YOUR INSTRUCTIONS — Exactly as they stand, write out all of the entries again.
>>>>
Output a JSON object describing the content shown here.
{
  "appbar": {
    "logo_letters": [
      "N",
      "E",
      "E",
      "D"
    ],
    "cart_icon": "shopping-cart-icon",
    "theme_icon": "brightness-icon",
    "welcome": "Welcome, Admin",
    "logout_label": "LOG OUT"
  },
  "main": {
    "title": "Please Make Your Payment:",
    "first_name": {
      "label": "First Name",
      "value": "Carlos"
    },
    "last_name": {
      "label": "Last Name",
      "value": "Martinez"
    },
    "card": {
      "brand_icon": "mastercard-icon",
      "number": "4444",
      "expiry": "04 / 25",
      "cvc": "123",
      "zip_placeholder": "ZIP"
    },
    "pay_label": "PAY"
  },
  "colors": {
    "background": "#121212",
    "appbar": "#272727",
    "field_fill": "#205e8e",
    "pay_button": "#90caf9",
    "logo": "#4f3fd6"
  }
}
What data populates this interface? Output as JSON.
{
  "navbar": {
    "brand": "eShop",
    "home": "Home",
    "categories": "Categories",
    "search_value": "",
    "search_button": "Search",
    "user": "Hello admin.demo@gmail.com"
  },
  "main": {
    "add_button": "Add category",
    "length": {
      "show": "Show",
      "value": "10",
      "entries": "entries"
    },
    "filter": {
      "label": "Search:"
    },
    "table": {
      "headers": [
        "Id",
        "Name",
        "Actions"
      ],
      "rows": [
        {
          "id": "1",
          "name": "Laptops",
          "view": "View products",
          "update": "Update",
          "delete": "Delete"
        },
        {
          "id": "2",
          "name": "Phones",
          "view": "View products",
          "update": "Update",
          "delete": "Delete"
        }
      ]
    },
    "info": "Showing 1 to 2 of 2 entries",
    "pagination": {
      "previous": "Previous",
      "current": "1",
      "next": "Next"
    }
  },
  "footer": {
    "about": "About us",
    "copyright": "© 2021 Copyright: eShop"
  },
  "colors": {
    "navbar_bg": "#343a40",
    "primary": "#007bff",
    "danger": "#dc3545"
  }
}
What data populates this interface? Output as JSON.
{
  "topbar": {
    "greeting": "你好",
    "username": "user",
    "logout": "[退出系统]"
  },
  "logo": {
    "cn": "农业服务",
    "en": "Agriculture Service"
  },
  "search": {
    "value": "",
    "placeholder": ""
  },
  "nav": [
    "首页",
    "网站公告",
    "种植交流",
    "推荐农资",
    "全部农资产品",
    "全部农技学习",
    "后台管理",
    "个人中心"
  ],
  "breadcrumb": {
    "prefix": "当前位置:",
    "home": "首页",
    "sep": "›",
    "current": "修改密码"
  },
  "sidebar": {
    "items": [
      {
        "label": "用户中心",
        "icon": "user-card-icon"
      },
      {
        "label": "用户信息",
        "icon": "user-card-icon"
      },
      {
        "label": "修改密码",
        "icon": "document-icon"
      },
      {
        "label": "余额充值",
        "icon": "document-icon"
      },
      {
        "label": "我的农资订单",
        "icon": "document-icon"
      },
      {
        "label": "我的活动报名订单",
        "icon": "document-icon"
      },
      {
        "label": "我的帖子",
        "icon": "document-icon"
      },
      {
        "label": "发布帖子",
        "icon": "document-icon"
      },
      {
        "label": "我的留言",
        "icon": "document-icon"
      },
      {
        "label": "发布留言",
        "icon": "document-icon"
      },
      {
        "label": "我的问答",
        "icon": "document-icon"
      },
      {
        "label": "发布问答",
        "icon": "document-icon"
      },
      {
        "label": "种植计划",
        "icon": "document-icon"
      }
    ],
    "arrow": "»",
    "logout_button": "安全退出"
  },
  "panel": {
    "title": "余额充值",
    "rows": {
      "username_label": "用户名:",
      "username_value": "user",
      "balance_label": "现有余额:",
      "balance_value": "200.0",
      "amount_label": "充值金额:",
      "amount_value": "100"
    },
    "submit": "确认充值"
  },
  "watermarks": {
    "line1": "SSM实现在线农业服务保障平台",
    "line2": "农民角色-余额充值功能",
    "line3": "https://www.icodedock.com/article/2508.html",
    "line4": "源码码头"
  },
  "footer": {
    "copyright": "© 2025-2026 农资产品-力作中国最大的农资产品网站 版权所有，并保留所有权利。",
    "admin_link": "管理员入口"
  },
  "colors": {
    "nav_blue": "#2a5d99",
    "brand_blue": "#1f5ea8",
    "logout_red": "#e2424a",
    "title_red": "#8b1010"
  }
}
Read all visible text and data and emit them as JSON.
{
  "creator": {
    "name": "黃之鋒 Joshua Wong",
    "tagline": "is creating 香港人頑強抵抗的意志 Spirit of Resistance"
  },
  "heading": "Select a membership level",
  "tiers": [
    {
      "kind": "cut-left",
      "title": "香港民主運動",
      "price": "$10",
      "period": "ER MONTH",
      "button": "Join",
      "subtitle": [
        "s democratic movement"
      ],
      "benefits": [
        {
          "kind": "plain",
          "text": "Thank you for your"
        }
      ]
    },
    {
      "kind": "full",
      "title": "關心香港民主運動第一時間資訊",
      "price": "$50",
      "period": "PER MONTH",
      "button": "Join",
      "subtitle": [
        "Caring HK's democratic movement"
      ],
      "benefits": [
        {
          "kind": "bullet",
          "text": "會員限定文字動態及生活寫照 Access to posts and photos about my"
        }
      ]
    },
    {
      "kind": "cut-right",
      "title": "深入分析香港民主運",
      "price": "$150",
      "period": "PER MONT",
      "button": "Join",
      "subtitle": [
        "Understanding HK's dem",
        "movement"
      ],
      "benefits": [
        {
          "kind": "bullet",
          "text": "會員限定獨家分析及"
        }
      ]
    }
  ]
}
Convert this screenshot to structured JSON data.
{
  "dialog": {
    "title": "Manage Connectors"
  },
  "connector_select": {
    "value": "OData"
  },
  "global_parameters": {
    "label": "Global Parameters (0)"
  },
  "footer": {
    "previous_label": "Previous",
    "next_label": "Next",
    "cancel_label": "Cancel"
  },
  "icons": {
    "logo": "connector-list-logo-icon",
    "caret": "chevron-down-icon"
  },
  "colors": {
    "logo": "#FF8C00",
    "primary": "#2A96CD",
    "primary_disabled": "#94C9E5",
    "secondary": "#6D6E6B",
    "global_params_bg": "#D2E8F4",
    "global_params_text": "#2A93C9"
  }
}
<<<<
ANSWER SPACE —
Output a JSON object describing the content shown here.
{
  "appbar": {
    "logo_letters": [
      "N",
      "E",
      "E",
      "D"
    ],
    "cart_icon": "shopping-cart-icon",
    "theme_icon": "brightness-icon",
    "welcome": "Welcome, Admin",
    "logout_label": "LOG OUT"
  },
  "main": {
    "title": "Please Make Your Payment:",
    "first_name": {
      "label": "First Name",
      "value": "Carlos"
    },
    "last_name": {
      "label": "Last Name",
      "value": "Martinez"
    },
    "card": {
      "brand_icon": "mastercard-icon",
      "number": "4444",
      "expiry": "04 / 25",
      "cvc": "123",
      "zip_placeholder": "ZIP"
    },
    "pay_label": "PAY"
  },
  "colors": {
    "background": "#121212",
    "appbar": "#272727",
    "field_fill": "#205e8e",
    "pay_button": "#90caf9",
    "logo": "#4f3fd6"
  }
}
What data populates this interface? Output as JSON.
{
  "navbar": {
    "brand": "eShop",
    "home": "Home",
    "categories": "Categories",
    "search_value": "",
    "search_button": "Search",
    "user": "Hello admin.demo@gmail.com"
  },
  "main": {
    "add_button": "Add category",
    "length": {
      "show": "Show",
      "value": "10",
      "entries": "entries"
    },
    "filter": {
      "label": "Search:"
    },
    "table": {
      "headers": [
        "Id",
        "Name",
        "Actions"
      ],
      "rows": [
        {
          "id": "1",
          "name": "Laptops",
          "view": "View products",
          "update": "Update",
          "delete": "Delete"
        },
        {
          "id": "2",
          "name": "Phones",
          "view": "View products",
          "update": "Update",
          "delete": "Delete"
        }
      ]
    },
    "info": "Showing 1 to 2 of 2 entries",
    "pagination": {
      "previous": "Previous",
      "current": "1",
      "next": "Next"
    }
  },
  "footer": {
    "about": "About us",
    "copyright": "© 2021 Copyright: eShop"
  },
  "colors": {
    "navbar_bg": "#343a40",
    "primary": "#007bff",
    "danger": "#dc3545"
  }
}
What data populates this interface? Output as JSON.
{
  "topbar": {
    "greeting": "你好",
    "username": "user",
    "logout": "[退出系统]"
  },
  "logo": {
    "cn": "农业服务",
    "en": "Agriculture Service"
  },
  "search": {
    "value": "",
    "placeholder": ""
  },
  "nav": [
    "首页",
    "网站公告",
    "种植交流",
    "推荐农资",
    "全部农资产品",
    "全部农技学习",
    "后台管理",
    "个人中心"
  ],
  "breadcrumb": {
    "prefix": "当前位置:",
    "home": "首页",
    "sep": "›",
    "current": "修改密码"
  },
  "sidebar": {
    "items": [
      {
        "label": "用户中心",
        "icon": "user-card-icon"
      },
      {
        "label": "用户信息",
        "icon": "user-card-icon"
      },
      {
        "label": "修改密码",
        "icon": "document-icon"
      },
      {
        "label": "余额充值",
        "icon": "document-icon"
      },
      {
        "label": "我的农资订单",
        "icon": "document-icon"
      },
      {
        "label": "我的活动报名订单",
        "icon": "document-icon"
      },
      {
        "label": "我的帖子",
        "icon": "document-icon"
      },
      {
        "label": "发布帖子",
        "icon": "document-icon"
      },
      {
        "label": "我的留言",
        "icon": "document-icon"
      },
      {
        "label": "发布留言",
        "icon": "document-icon"
      },
      {
        "label": "我的问答",
        "icon": "document-icon"
      },
      {
        "label": "发布问答",
        "icon": "document-icon"
      },
      {
        "label": "种植计划",
        "icon": "document-icon"
      }
    ],
    "arrow": "»",
    "logout_button": "安全退出"
  },
  "panel": {
    "title": "余额充值",
    "rows": {
      "username_label": "用户名:",
      "username_value": "user",
      "balance_label": "现有余额:",
      "balance_value": "200.0",
      "amount_label": "充值金额:",
      "amount_value": "100"
    },
    "submit": "确认充值"
  },
  "watermarks": {
    "line1": "SSM实现在线农业服务保障平台",
    "line2": "农民角色-余额充值功能",
    "line3": "https://www.icodedock.com/article/2508.html",
    "line4": "源码码头"
  },
  "footer": {
    "copyright": "© 2025-2026 农资产品-力作中国最大的农资产品网站 版权所有，并保留所有权利。",
    "admin_link": "管理员入口"
  },
  "colors": {
    "nav_blue": "#2a5d99",
    "brand_blue": "#1f5ea8",
    "logout_red": "#e2424a",
    "title_red": "#8b1010"
  }
}
Read all visible text and data and emit them as JSON.
{
  "creator": {
    "name": "黃之鋒 Joshua Wong",
    "tagline": "is creating 香港人頑強抵抗的意志 Spirit of Resistance"
  },
  "heading": "Select a membership level",
  "tiers": [
    {
      "kind": "cut-left",
      "title": "香港民主運動",
      "price": "$10",
      "period": "ER MONTH",
      "button": "Join",
      "subtitle": [
        "s democratic movement"
      ],
      "benefits": [
        {
          "kind": "plain",
          "text": "Thank you for your"
        }
      ]
    },
    {
      "kind": "full",
      "title": "關心香港民主運動第一時間資訊",
      "price": "$50",
      "period": "PER MONTH",
      "button": "Join",
      "subtitle": [
        "Caring HK's democratic movement"
      ],
      "benefits": [
        {
          "kind": "bullet",
          "text": "會員限定文字動態及生活寫照 Access to posts and photos about my"
        }
      ]
    },
    {
      "kind": "cut-right",
      "title": "深入分析香港民主運",
      "price": "$150",
      "period": "PER MONT",
      "button": "Join",
      "subtitle": [
        "Understanding HK's dem",
        "movement"
      ],
      "benefits": [
        {
          "kind": "bullet",
          "text": "會員限定獨家分析及"
        }
      ]
    }
  ]
}
Convert this screenshot to structured JSON data.
{
  "dialog": {
    "title": "Manage Connectors"
  },
  "connector_select": {
    "value": "OData"
  },
  "global_parameters": {
    "label": "Global Parameters (0)"
  },
  "footer": {
    "previous_label": "Previous",
    "next_label": "Next",
    "cancel_label": "Cancel"
  },
  "icons": {
    "logo": "connector-list-logo-icon",
    "caret": "chevron-down-icon"
  },
  "colors": {
    "logo": "#FF8C00",
    "primary": "#2A96CD",
    "primary_disabled": "#94C9E5",
    "secondary": "#6D6E6B",
    "global_params_bg": "#D2E8F4",
    "global_params_text": "#2A93C9"
  }
}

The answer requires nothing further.